Appraising Goodies at Black Dog

Awaiting appraisal in a pleasant setting.

Julie Fuller and her dad’s musket.

Free Appraisal Day at Black Dog Salvage in Roanoke is winding up as I write this and I just got home from a visit to it. While I was there about 30 people had their treasures evaluated and seemed pleased with the results, most saying the evaluations “were about what I expected.” Several others were waiting to speak to the pros.

Black Dog is a huge warehouse of junk, antiques, collectibles, architectural pieces, heavy equipment and miscellaneous items. Appraisers were brought in from some of the region’s auction houses and antique shops to look at what people brought in.

Shirley Paine and her French art book.

Julie Fuller drive up from Mebane, N.C., and had an old muzzle-loading gun that was owned by her physician father and it was appraised at $300. Former journalist Shirley Pine came in from Pulaski to have the experts look at a fascinating French book featuring large-format watercolor landscape. It was a beautiful book.

Bob Miller (left) evaluates a map and book for John Reburn.

John Crunkilton showed up with a deed signed in 1829 by then-president Andrew Jackson, valued at between $500 and $700. John Reburn of Roanoke had a book of black and white landscape photos of famous homes in Michigan (Henry Ford’s, for example).

Larry Clevinger (top) studies John Crunkilton’s deed.

This is obviously a takeoff on the wildly popular PBS television show “Antiques Road Show,” which has a huge following. Black Dog’s version, held occasionally, has a distinct advantage in that it isn’t as well known and the crowds are not overwhelming. And the appraisers are just as good as anything Road Show has.

A small line awaits evaluations.

Looking over the goodies.

 

2 thoughts on “Appraising Goodies at Black Dog

  1. The appraisers may have been as good — a couple have been to the Antiques Road Show — but it was not well run. The man in charge kept leaving the front to chat with people and let others break in line. One couple came in after me with pictures, and the lady spent 20 minutes extolling the virtues of her great-aunts house with “walls lined with art and a grand piano on every floor”. I was not happy with the organization.
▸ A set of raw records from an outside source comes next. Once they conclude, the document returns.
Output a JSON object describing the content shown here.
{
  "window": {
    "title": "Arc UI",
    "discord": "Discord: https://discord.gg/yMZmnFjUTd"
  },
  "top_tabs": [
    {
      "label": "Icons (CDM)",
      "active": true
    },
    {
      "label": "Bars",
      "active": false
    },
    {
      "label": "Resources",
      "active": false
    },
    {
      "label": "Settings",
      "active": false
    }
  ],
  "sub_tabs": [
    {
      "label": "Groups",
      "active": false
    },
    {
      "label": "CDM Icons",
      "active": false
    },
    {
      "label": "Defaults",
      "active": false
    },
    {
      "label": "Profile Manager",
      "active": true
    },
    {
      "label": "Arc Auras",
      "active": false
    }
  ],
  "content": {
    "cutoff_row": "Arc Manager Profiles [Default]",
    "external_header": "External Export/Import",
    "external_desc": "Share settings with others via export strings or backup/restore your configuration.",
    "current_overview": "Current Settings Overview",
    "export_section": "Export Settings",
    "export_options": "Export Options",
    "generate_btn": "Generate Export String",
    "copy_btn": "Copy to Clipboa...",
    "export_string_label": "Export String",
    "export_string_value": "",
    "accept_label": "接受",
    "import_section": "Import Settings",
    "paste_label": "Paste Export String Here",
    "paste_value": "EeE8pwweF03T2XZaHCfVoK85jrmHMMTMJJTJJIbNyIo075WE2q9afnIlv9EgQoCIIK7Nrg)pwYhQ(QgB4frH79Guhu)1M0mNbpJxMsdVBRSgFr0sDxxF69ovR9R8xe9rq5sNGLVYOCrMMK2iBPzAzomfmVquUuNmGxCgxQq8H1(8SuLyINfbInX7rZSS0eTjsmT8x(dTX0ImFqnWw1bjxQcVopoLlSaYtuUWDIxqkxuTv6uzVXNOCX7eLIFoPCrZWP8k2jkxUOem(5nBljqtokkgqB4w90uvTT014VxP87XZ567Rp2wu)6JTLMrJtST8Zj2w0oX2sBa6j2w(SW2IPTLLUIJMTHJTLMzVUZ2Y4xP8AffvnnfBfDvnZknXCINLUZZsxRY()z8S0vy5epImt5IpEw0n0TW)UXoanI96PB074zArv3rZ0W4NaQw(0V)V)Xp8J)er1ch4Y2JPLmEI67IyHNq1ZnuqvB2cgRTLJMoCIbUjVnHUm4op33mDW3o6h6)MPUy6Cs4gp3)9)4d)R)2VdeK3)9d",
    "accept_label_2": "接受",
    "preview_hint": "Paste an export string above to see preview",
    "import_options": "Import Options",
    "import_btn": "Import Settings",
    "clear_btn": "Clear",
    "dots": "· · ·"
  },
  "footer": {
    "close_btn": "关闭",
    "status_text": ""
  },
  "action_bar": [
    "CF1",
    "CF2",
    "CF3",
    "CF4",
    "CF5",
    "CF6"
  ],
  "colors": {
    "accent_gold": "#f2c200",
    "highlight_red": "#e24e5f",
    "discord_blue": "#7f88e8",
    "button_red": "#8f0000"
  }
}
My book was seen last, after everyone else with everything else.

    The very nice appraiser (who has been on Road Show) knew nothing about it other than what I showed him where to find on the internet. I left without a value. Not sure what I’ll do with it now.

    Nice meeting and chatting with you.

    Shirley Paine
    Parrott, VA

    • Shirley,

      So sorry it didn’t work for you. Your book was fascinating. I’d be interested to know if the plates were actual watercolors or if they were reproductions.

      Good to meet you. Enjoyed our conversation.

      D

Leave a Reply

Your email address will not be published. Required fields are marked *